var add1 = partial(add, 1)
add1(2) // => 3 

Transforms a curried function to a function on lists.

uncurry: (A... -> B) -> [A] -> B
var toArray = Function.call.bind([].slice)
function add(ab){ return a + b }
function sum(){ return toArray(arguments).reduce(add, 0) }
 
sum([1, 2, 3]) // => 6 

Transforms a curried function to a function on lists, where the first item of the list is the value of this.

uncurryBind: (A... -> B) -> [this, A...] -> B
var bag = {
  items: [],
  addfunction() {
    this.items.push.apply(this.items, arguments)
  }
}
 
var addToBag = uncurryBind(bag.add)
var otherBag = { __proto__: bag, items: [] }
 
addToBag([otherBag, 1, 2])
 
otherBag.items // => [1, 2] 

Wraps the invocation of f in the given advice. The advice can then decide what to do with the function.
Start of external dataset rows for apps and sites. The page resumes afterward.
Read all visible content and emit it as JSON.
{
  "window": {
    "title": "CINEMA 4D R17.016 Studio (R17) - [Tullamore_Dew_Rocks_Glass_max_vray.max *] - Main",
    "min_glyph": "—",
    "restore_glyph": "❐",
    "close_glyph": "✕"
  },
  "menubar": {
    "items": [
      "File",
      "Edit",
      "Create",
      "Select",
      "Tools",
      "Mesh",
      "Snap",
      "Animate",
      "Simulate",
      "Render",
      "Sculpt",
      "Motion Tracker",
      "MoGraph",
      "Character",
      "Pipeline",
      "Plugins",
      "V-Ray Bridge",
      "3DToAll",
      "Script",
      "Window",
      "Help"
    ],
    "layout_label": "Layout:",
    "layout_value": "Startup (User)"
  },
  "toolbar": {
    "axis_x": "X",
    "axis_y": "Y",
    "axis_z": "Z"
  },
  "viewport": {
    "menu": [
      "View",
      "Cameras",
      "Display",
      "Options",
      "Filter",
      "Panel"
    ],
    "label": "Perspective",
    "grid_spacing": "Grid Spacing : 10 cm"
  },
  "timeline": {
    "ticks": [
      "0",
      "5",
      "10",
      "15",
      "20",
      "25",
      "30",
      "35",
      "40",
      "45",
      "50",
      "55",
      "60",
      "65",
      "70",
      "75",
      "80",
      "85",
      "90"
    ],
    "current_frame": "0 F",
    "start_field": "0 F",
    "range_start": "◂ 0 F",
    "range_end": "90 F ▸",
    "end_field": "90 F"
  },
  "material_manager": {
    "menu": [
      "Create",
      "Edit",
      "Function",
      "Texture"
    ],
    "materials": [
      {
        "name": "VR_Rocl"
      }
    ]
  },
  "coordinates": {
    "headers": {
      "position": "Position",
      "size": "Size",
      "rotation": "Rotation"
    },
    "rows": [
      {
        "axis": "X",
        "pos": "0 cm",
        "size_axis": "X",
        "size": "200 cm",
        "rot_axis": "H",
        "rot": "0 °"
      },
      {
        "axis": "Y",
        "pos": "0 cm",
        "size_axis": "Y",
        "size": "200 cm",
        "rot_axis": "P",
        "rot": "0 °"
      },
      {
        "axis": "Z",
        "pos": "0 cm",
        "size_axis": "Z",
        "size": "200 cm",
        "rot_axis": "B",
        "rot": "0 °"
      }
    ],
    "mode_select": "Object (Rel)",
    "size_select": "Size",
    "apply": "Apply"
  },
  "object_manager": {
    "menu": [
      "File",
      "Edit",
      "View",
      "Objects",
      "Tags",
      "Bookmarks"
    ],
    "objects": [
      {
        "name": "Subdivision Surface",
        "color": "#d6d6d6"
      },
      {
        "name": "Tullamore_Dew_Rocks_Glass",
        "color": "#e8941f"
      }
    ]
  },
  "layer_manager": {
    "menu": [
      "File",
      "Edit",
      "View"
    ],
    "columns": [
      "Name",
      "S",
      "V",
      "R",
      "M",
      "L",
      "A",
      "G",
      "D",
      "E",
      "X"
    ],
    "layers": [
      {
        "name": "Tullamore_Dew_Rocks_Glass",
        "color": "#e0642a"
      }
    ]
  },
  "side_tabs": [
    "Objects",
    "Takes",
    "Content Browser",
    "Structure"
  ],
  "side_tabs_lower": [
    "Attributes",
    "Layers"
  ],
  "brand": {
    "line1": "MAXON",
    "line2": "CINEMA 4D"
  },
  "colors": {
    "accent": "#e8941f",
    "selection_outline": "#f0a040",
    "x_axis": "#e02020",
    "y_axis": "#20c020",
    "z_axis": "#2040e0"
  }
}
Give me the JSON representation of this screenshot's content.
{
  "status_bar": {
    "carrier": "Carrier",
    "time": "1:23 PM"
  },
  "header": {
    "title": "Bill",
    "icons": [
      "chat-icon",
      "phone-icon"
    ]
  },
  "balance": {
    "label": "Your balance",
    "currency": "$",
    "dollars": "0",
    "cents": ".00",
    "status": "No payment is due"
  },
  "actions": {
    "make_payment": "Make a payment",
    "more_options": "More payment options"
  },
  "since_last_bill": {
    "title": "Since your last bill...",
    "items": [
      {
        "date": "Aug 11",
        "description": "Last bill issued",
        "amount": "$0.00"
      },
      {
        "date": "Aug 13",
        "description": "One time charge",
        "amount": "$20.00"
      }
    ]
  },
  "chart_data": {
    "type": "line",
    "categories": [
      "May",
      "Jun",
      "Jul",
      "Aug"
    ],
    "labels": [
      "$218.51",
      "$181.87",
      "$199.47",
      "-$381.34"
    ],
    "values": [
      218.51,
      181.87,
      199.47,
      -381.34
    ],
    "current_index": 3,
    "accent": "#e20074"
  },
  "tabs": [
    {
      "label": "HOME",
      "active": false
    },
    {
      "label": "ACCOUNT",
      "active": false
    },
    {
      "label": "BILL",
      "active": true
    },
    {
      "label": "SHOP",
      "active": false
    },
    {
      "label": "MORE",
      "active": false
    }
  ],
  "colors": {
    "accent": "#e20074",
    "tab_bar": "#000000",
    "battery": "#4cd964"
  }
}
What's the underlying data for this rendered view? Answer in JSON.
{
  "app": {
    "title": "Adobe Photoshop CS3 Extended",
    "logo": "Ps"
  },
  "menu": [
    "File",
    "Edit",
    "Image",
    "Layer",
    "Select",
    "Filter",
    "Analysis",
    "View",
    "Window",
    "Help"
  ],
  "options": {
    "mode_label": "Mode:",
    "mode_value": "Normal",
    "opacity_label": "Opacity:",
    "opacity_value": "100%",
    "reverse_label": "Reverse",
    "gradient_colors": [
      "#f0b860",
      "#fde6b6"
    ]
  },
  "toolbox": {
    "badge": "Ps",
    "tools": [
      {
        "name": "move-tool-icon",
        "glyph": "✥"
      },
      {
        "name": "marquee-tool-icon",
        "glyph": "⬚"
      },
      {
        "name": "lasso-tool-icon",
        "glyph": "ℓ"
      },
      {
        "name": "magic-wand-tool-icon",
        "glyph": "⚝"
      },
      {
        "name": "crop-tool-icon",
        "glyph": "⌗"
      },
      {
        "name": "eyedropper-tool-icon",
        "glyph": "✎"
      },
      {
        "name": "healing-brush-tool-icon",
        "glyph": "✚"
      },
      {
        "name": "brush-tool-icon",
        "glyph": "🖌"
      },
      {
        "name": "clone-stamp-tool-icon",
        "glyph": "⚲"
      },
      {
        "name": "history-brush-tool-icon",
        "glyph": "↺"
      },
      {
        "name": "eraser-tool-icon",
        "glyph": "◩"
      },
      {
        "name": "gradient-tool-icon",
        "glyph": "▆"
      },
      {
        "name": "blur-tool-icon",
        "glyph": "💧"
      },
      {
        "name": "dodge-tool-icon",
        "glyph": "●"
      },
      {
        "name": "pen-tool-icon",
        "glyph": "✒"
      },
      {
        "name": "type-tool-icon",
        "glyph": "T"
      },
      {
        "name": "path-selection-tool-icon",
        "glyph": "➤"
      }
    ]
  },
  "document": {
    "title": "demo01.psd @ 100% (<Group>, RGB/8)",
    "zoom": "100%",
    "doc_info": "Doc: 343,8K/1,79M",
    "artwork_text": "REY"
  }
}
f: (A... -> B)
wrap: (f, C... -> D) -> f -> C... -> D
function add(ab) { return a + b }
function trace(fab) {
  console.log('Calling %s with: %s, %s', f.name, a, b)
  var result = f(a, b)
  console.log('Returned: %s', result)
  return result
}
 
var tracedAdd = wrap(trace, add)
 
tracedAdd(1, 2)
// Calling add with: 1, 2 
// Returned: 3 
// => 3 

either(p, f, g)(a) is the same as p(a)? f(a) : g(a).

either: (A... -> bool) -> (A... -> B) -> (A... -> C) -> A... -> B | C
function isNegative(a) { return a < 0 }
function negate(a) { return -}
var abs = either(isNegative, negate, id)
 
abs(-2) // => 2 
abs(2) // => 2 

unless(p, f)(a) is the same as if (!p(a)) f(a).

This is also aliased as _unless for LiveScript/CoffeeScript.

unless: (A... -> bool) -> (A... -> B) -> A... -> maybe B
function isCallable(a){ return typeof a == 'function' }
function raise(e){ throw new Error(e) }
function unwrap(f){ return f() }
 
unless(isCallable, unwrap)(function(){ return 1 }) // => 1 

Yields a function that will apply f the first N times.

limit: number -> (A... -> B) -> (A... -> maybe B)
var f = limit(2, id)
[f(1), f(2), f(3)] // => [1, 2, undefined] 

Yields a function that will apply f only once.

once: (A... -> B) -> (A... -> maybe B)
var f = once(id)
[f(1), f(2)] // => [1, undefined] 

Yields a function that will only apply f before the predicate holds.

This is also aliased as _until for LiveScript/CoffeeScript.

until: (A... -> bool) -> (A... -> B) -> (A... -> maybe B)
function greaterThan(ab){ return a > b }
function sub(ab){ return a - b }
 
var subGreater = until(greaterThan, sub)
 
subGreater(1, 2) //=>  
subGreater(2, 2) //=>  
subGreater(3, 2) //=> 1 
subGreater(0, 2) //=> -2 

Yields a function that will only apply f after the predicate holds.

This is also aliased as _when for LiveScript/CoffeeScript.

when: (A... -> bool) -> (A... -> B) -> (A... -> maybe B)
function greaterThan(ab){ return a > b }
function sub(ab){ return a - b }
 
var subGreater = when(greaterThan, sub)
 
subGreater(1, 2) //=> -1 
subGreater(2, 2) //=> 0 
subGreater(3, 2) //=>  
subGreater(0, 2) //=>  

Yields a function that will apply each function in turn, and return the value of the first truthy one.

This is also aliased as _or for LiveScript/CoffeeScript.

or: (A... -> B)... -> A... -> maybe B

Yields a function that will apply each function in turn, and return the value of the last truthy one.

This is aliased as _and for LiveScript/CoffeeScript.

and: (A... -> B)... -> A... -> maybe B

Yields a function that will return the negated result of applying f.

not: (A... -> bool) -> A... -> bool

MIT/X11. ie.: do whatever you want.